Editor’s note: This article is a re-run as part of our countdown of top stories from the past year.
Some people find working from home a breeze. Others find it extremely distracting. Working from home can present a number of challenges in all sorts of shapes and sizes.
This is why it’s essential to have strategies in place to minimize your stress levels and help you stay focused. Here are six ways to stay productive and happy while working from home:
1 Create a designated workspace.
Many remote workers use their sofas, beds or dining room tables as makeshift desks. This can work in a physical sense, but working in communal areas can quickly give rise to distractions.
If it’s possible, find a quiet and secluded spot to set up a designated home office. You could use a spare bedroom, basement or attic, or even a corner of your rarely-used dining room for this purpose. Upgrade your new work area with a spacious desk, a comfortable chair, your computer, stationery and office supplies, anything you need to work efficiently.
Let your family members know that you don’t want to be disturbed while you’re working, and close the door during your work hours.
2. Establish a balanced schedule.
Depending on your job, you might have to work standard hours at home, or you might be able to set your own customized schedule. If you’re a freelancer or self-employed professional, you might be tempted to sleep in until noon, work at midnight, and take days off at random.
However, according to health and productivity experts, routines are good for our mental and physical health. This is why it’s important to build a schedule and stick to it while working from home. Wake up at the same time and work between roughly the same hours every day if you can. This approach creates a work/life balance and helps you to stay on top of your tasks without forsaking your productivity or your personal time.
3. Keep your workspace organized to minimize clutter.
It’s all too easy to accumulate piles of clutter on your desk when you’re working from home. Many studies have shown that clutter isn’t just unappealing to look at—it’s actually bad for your productivity, too.

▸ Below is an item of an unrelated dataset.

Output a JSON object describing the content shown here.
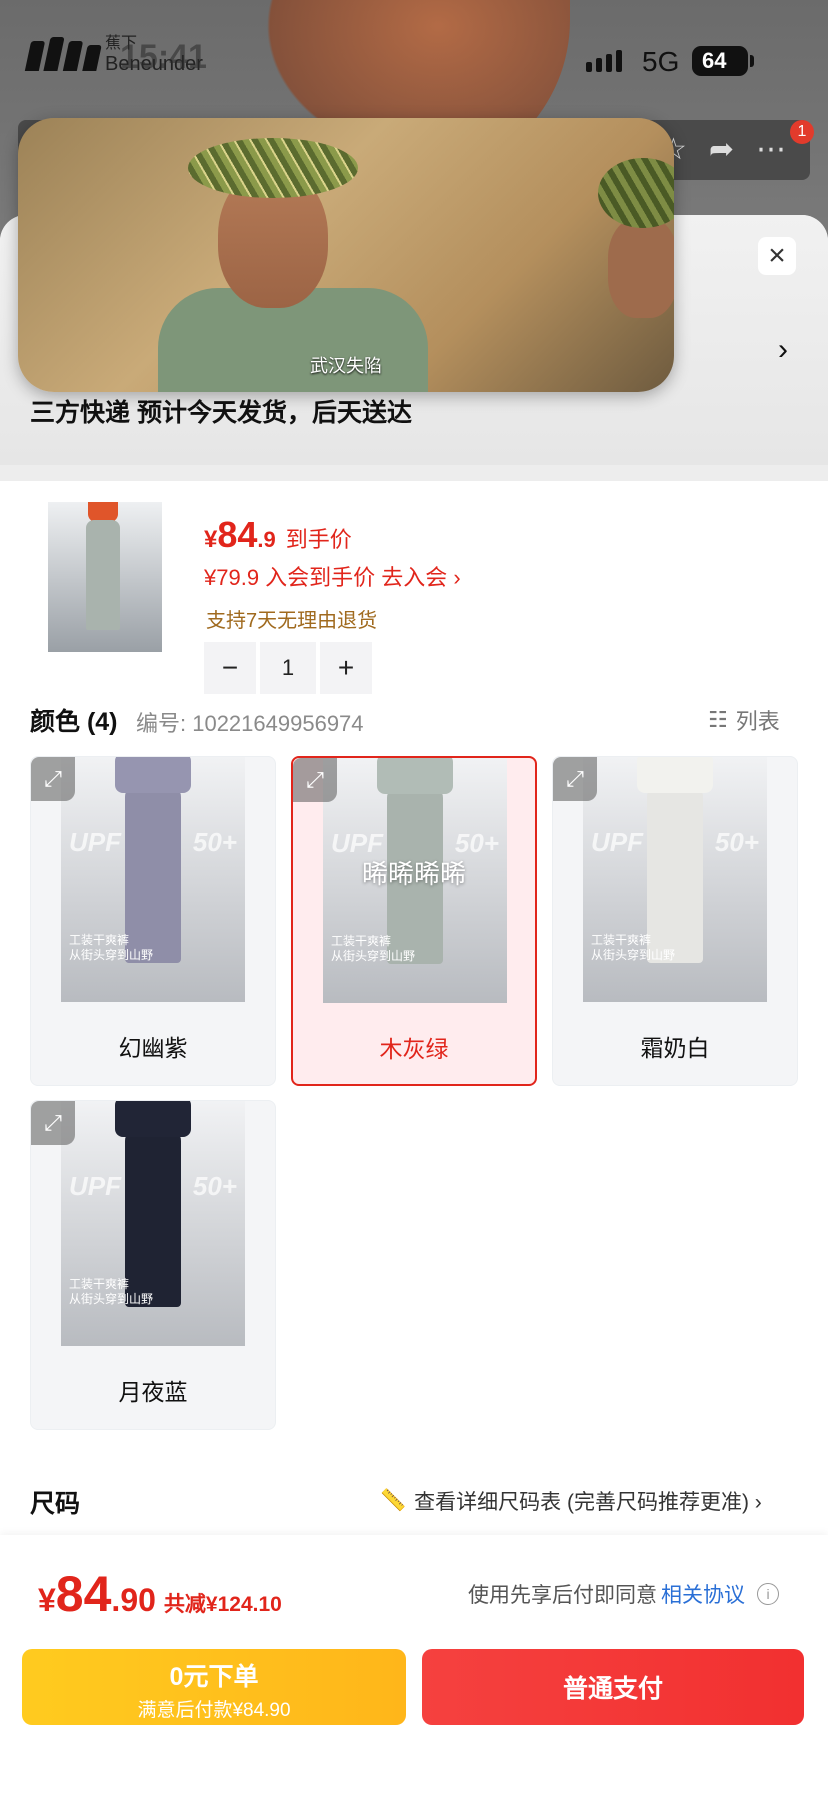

Minimize clutter in your home office by installing a dedicated bookshelf for work purposes. You can use these surfaces to store your files, paper, office supplies and more, allowing you to make full use of your desk and to keep it neat, tidy and relaxing.
4. Remember to look after physical needs.
It’s important to take care of your physical needs at all times, especially when you work from home. Remote working can wreak havoc on your sleep patterns, eating habits and exercise routines.
One of the most crucial things to remember to do when working remotely is to eat regularly and healthily. Preparing simple, healthy meals and snacks before your work day begins will also encourage you to eat regularly, even when you’re at your busiest.
5. Take measures to avoid burnout.
Many people focus too much while working at home and burn themselves out in the process. Research shows that the average remote worker actually works 1.4 more days per month than their office-based colleagues.
You can work towards avoiding burnout by paying careful attention to how you feel on a daily basis. Check in with yourself regularly, and if you feel fatigued, worn out or stressed, take a break.
You can also use ergonomic work tools like a standing desk to reduce discomfort while working from your home office. Studies have shown that sedentary employees who use standing desks felt less fatigued and more engaged in their work than their seated peers.
6. Add some elements of joy.
It’s easy to fall into a rut while working remotely, especially if you don’t need to get dressed or adhere to specific work times during the day. Making time for things that pick you up and make you feel good is important to keeping you centered and focused.
You can incorporate self-care into your work life by dressing up daily in comfortable but smart clothes or donning a special piece of jewelry, and taking breaks to cultivate mindfulness or to exercise.
The bottom line
Working from home can impact your ability to get your work done, but it doesn’t need to be this way. Optimize your work environment and your output by creating a dedicated workspace, keeping it neat and tidy, and prioritizing self-care each and every day.
Karen Bradford is an independent writer and editor.